Let's move on to the next type of obstructive heart disease,
which is coarctation of the aorta.
As you can see on the slide here,
this patient has a normal aortic arch that's coming along,
and then there's a pinched area right where the green highlight is.
This is a narrowing of the aorta,
or a coarctation of the aorta, after it leaves the ventricle.
As you imagine, this pressure builds up before this narrowing
and they develop left ventricular hyperthrophy.
Likewise, this results in hypertension.
And in fact, this is the only congenital heart disease
that will present with hypertension.
Remember, the kidneys are governing your body's blood pressure.
These kidneys are experiencing a lower pressure because of that coarctation.
They're ramping up the angiotensin system.
As a result, this child may will have systemic hypertension.
Femoral pulses are often how we pick up this problem.
An infant with coarctation of the aorta is going to have weak or absent femoral pulses.
One of my colleagues picked up a patient with bronchiolitis,

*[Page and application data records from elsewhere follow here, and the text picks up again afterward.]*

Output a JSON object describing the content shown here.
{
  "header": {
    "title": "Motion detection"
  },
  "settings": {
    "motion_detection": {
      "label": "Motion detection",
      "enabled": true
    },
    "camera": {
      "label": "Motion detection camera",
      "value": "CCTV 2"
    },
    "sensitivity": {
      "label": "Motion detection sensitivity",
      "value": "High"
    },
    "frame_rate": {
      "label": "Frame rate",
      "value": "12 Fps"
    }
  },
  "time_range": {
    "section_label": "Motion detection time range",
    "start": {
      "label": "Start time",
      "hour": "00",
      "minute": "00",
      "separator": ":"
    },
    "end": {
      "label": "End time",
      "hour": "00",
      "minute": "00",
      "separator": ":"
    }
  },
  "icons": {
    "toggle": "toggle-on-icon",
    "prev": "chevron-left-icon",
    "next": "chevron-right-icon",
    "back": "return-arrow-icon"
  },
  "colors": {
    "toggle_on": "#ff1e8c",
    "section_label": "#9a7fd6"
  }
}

a normal developing baby, and noticed those weak pulses.
It's important to feel those femoral pulses.
It takes practice though.
Don't be frustrated, keep trying, and get better at it.
Coarctation of the aorta can present in really two major ways,
and I'm gonna walk through this carefully.
One is the critical coarct, which is what's presenting in the newborn period -- these babies are very, very sick.
Or a patient can have a mild coarct, which can present much later or even in adulthood.
In a critical coarct of the newborn,
these patients will present with heart failure and shock.
They can't get the blood out to the body in a significant enough pressure,
so they're getting end-organ damage.
In these patients, we will treat with prostaglandins
to keep that patent ductus arteriosus open,
and we will enact a surgical repair of the coarct right at birth.
But many children get through the newborn period
and nobody notices a problem.
Coarctation of the aorta can be very subtle.
Again, it may present just with abnormal femoral pulses.
In these cases, it will present even in adulthood.
These patients will start developing fatigue.
They may have poor growth as they go through childhood.
You may hear a systolic murmur,
that turbulent flow as the blood flows to that narrowed area of the aorta.
Again, those poor femoral pulses,
and again you'll notice that hypertension.
One common finding in patients with coarctation of the aorta is the rib notching.
What basically happen is that because of the low pressue of the descending aorta,
a pressure gradient is created between the internal thoracic artery and the descending aorta.
Because the blood pressue in the internal thoracic artery is higher than the descending aorta,
an increase collateral circulation takes place through the intercostal arteries,
this can lead the appearance of rib notching in the chest x-rays,
where the lower surface of the rib appear eroded.